    Access a Republican release on the hearing (click here). Access the Republican hearing website for background, testimony, video and statements (click here).

1 comment:

Don M said...

The ocean flush dose not remove human bacteria and virus in sludge, cyst and bio films remaining in ballast tanks. No ballast on board dose not prevent these systems being used in the Great Lakes from introducing these problems and spreading existing ones already in the lakes. This is about American politicians of both party’s being bought by big money helping the shipping industry (which according to reports for Congress is comprised of mainly foreign flags) avoid cost by not requiring installation of the needed technology to insure safety of Americans health and environment. Lets hope New York’s governor, who has already delayed the timeline for NY regulations in conjunction with the Obama administrations Coast Guard delay plan, dose not cave in to political pressure after he spent NY taxpayer dollars developing and defending NY laws while he was attorney general. Those who care need to inform the public about this disregard for Americans health and environment before they set a precedent through laws that will likely remain in affect for decades. The general public is not aware of the danger these politicians are willing to impose on Americans, on behalf of foreign shipping interest and the major news media’s will not talk about issues that curtail economic globalization, regardless of the toll on human health such as the spread pollutants like tar balls, oil, nuclear waste water, or even cholera that ocean flush’s do not remove and may even promote.

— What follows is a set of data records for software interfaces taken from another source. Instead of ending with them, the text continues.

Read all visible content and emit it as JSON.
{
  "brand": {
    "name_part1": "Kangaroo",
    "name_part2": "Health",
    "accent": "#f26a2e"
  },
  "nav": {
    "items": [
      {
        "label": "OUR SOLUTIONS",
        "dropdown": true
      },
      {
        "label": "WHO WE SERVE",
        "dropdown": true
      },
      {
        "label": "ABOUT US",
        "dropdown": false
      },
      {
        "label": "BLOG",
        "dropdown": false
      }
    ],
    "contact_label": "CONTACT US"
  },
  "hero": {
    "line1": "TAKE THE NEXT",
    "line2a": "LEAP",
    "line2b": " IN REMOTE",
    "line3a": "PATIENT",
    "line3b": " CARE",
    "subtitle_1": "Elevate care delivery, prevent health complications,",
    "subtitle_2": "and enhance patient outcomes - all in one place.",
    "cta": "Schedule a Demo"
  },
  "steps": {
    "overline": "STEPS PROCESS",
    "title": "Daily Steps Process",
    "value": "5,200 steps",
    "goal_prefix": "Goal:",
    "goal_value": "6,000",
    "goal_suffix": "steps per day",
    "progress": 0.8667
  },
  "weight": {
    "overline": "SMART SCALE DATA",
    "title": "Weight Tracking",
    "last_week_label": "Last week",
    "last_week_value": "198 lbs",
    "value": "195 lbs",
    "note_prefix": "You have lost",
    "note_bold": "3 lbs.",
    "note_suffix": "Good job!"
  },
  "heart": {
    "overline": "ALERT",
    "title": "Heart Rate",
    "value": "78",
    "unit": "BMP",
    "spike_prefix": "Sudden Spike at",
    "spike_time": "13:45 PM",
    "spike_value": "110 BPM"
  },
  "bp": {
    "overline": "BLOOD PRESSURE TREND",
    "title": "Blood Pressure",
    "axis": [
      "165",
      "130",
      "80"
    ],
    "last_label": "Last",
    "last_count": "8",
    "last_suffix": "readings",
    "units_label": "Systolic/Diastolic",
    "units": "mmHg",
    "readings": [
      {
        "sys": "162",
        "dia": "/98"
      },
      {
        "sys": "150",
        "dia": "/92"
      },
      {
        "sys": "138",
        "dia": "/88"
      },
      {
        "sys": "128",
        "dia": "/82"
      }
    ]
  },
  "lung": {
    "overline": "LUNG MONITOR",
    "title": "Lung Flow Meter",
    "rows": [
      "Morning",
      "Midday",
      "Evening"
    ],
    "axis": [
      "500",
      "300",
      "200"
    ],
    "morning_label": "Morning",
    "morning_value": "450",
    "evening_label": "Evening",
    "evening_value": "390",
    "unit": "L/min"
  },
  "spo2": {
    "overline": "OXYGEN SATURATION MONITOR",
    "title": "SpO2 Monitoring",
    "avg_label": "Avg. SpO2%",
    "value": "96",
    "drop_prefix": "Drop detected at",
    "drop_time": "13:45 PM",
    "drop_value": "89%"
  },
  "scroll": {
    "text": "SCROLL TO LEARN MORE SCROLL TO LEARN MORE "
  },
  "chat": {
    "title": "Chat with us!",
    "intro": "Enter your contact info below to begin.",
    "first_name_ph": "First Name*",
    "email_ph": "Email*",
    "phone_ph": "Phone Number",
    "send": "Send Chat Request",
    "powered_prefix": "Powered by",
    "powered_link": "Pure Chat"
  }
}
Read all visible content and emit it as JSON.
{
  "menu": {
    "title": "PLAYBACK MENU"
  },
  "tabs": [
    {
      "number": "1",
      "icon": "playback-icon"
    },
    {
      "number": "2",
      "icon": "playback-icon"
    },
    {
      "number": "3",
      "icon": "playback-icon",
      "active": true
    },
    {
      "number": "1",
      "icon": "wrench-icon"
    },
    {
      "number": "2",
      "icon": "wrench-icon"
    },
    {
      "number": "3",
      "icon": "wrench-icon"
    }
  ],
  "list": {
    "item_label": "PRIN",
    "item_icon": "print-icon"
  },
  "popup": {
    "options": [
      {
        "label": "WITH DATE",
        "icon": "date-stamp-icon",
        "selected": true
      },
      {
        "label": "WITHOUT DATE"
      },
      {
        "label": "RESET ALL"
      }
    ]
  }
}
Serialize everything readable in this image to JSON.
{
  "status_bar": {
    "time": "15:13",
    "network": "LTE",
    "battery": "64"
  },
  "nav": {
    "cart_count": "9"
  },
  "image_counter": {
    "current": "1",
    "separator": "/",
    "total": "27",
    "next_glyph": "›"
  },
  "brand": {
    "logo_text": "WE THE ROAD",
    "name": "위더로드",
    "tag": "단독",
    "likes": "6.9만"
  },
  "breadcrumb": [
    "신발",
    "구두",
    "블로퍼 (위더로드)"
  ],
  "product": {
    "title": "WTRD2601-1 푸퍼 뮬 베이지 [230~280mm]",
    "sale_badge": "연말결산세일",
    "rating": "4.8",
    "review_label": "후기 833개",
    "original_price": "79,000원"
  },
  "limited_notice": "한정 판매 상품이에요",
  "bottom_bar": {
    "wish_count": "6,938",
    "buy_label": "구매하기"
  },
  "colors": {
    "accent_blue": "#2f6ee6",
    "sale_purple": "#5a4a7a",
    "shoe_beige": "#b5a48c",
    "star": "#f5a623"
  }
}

If this bill passes the House it will be interesting to see if California’s Senator Boxer will object to it and stop it the way she stopped HR.2830 in 2008 from authorizing the Coast Guard to protect the whole country from ballast water because of her alledged contention it would overide her states rights to stronger ballast water protection, especially since the state of California has since backed off from their strong stance on ballast water protection. Obviously any Senator could stop this bill from becoming law over state rights.